> Exercise goal: Please report every line in the entries that contains the string "suka".

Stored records
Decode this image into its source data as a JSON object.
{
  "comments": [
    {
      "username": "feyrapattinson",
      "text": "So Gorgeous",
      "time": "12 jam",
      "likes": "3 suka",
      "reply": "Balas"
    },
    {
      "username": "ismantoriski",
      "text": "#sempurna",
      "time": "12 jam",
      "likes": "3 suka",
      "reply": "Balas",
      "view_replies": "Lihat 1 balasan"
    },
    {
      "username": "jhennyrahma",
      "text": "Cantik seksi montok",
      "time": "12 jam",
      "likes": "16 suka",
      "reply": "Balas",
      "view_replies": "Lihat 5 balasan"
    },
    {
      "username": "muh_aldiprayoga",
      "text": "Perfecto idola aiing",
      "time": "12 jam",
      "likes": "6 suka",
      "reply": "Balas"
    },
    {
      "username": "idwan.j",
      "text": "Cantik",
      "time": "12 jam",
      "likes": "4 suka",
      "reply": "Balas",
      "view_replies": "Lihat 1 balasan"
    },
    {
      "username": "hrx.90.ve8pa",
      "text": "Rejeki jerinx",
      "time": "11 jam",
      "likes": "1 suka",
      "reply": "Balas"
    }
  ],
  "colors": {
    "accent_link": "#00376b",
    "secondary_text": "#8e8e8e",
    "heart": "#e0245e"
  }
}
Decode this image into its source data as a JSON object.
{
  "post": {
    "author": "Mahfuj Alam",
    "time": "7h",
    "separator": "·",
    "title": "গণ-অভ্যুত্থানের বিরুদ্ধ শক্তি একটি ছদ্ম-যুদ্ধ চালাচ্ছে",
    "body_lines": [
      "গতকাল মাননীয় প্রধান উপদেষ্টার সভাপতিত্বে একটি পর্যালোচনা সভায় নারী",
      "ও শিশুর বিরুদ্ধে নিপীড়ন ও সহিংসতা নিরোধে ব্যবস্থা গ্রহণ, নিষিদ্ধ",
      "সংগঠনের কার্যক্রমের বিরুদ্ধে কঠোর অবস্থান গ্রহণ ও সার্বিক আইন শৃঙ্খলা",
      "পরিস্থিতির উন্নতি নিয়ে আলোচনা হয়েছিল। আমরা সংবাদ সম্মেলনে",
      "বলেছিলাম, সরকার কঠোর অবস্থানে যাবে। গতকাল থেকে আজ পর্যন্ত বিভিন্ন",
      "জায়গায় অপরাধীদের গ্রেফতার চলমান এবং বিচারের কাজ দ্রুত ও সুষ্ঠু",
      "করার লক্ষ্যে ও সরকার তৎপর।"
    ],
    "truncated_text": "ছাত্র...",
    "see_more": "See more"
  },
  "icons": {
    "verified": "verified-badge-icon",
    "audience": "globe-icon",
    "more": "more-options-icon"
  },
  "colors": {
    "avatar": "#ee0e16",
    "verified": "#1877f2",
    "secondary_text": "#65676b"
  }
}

> Problem solution:
      "likes": "3 suka",
      "likes": "3 suka",
      "likes": "16 suka",
      "likes": "6 suka",
      "likes": "4 suka",
      "likes": "1 suka",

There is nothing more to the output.